District 47 is the only one of the four feeder districts into Crystal Lake High School District 155 to stick with a hybrid learning model. The other three – Fox River Grove School District 3, Cary School District 26 and Prairie Grove School District 46 – announced last week that they were going to be heeding the department’s guidance.
However, District 47 isn’t alone in McHenry County in staying hybrid.
The other districts that have said they are going to stick with their hybrid or fully in-person learning programs include Marengo Union Elementary School District 165, Marengo High School District 154, Riley School District 18, Harrison School District 36, Richmond-Burton High School District 157, Nippersink School District 2, Alden-Hebron School District 19 and Algonquin-based Community School District 300.

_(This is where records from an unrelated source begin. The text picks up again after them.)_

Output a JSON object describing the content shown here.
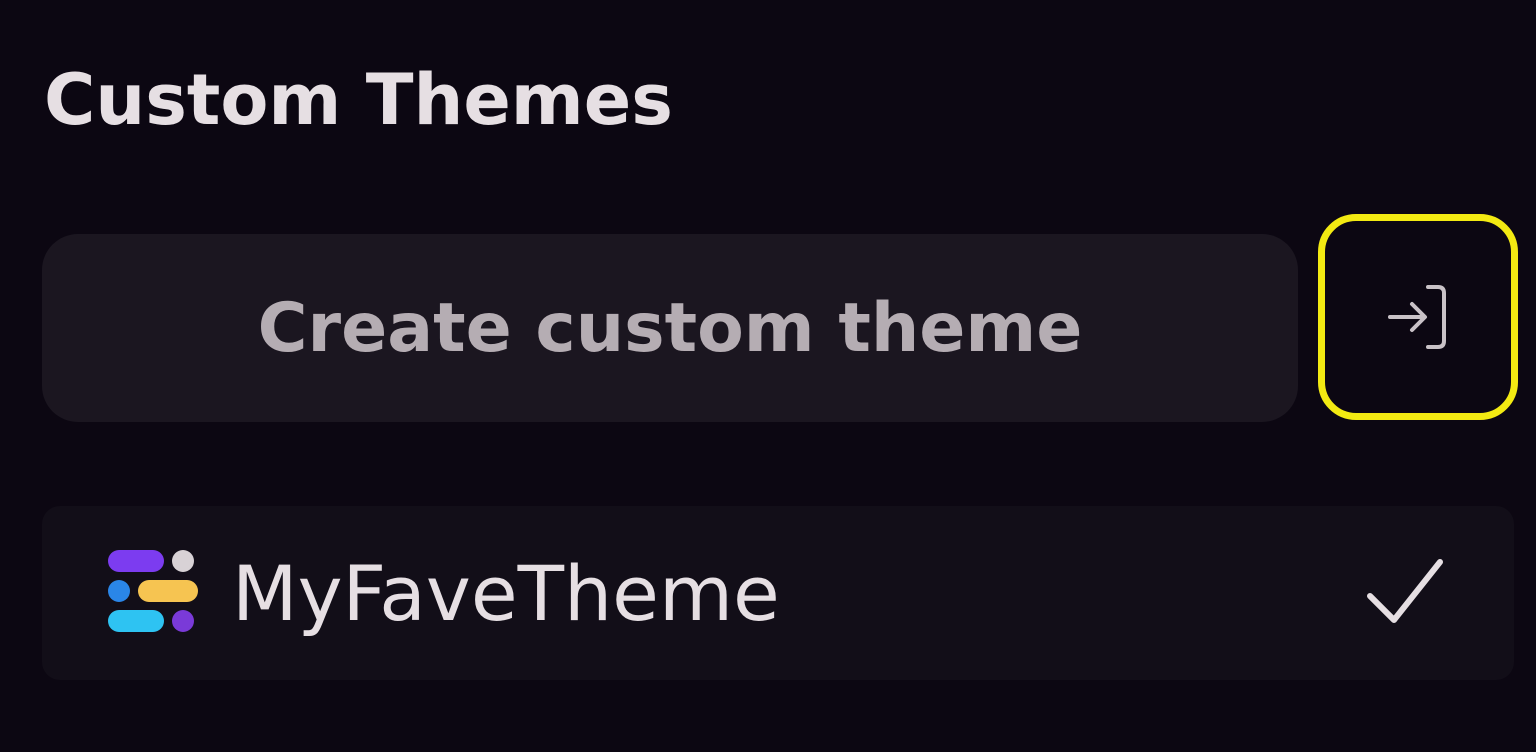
{
  "section": {
    "title": "Custom Themes"
  },
  "create": {
    "label": "Create custom theme",
    "import_icon": "import-arrow-icon"
  },
  "themes": {
    "items": [
      {
        "name": "MyFaveTheme",
        "icon": "theme-palette-icon",
        "selected": true,
        "selected_icon": "checkmark-icon"
      }
    ]
  },
  "colors": {
    "background": "#0c0712",
    "focus_ring": "#f3ea12",
    "button_bg": "#1b1620",
    "text_primary": "#e6dfe3",
    "text_muted": "#b5adb3"
  }
}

The decision was a surprise to some parents like Morimoto, although some are happy with the move.
Crystal Lake resident Kendra Rogocki, whose son is in fifth grade and daughter is a fourth grader at West Elementary, said the school district is doing a “phenomenal” job of keeping kids in school and safe.
“The kids going to school are all totally fine with their masks on and there is a large portion of the teachers that want to be in person teaching,” Rogocki said.
Her son, for instance, does not learn well remotely, she said. When his teacher gave him a math test remotely, he got a 60%. When they returned to hybrid learning, Rogocki’s son was given a test again on the same information and he earned a 100%.
“There are kids that need to be in school,” Rogocki said.
Following District 47’s decision to go to hybrid learning, some parents on social media have expressed confusion over whether students would be able to move to remote learning and what this means for their education.
District 47 spokeswoman Denise Barr said the district is trying to work with families who have contacted them requesting a change to remote learning since hearing the board’s decision to remain in its current hybrid learning model.
The district had asked families in a parent communication last week to indicate their learning model preference for the second trimester of the school year, but also let them know that indicating a preference does not guarantee they can accommodate the desired change, Barr said.
Vacancies for both remote learning and in-person instruction vary by grade level and school.
“We are currently in the process of matching up trimester 2 learning model preferences to current vacancies to determine how many changes we can accommodate,” Barr said in an email.
Morimoto’s family made the decision to move their youngest daughter to remote because she has asthma.
“Quite frankly, the rates in the community are getting scary for us,” she said. “And you’re also starting to see more cases in the schools as well.”
It isn’t only her daughters’ and other students’ safety Morimoto said she is concerned for, but teachers’ safety as well.
If parents are not comfortable with sending their kids to school for in-person instruction for the remainder of the first trimester, Barr said, students may be provided with asynchronous work to complete at home and may also join classes that are held virtually.
This is what Morimoto said her 9-year-old has been doing since going remote.
“My daughter is sent a slide every day in Google for her to follow,” she said.
Morimoto said her kids have amazing teachers, who are trying their hardest to help her daughters, which is what is making this decision and the asynchronous learning, such a hard pill to swallow.
“Parents that I’ve talked to, they don’t want to do this,” she said. “They want their kids in school, but they are very worried for the safety of their kids, not only their kids getting it, but then their kids bringing this virus home and giving it to other members of their family.”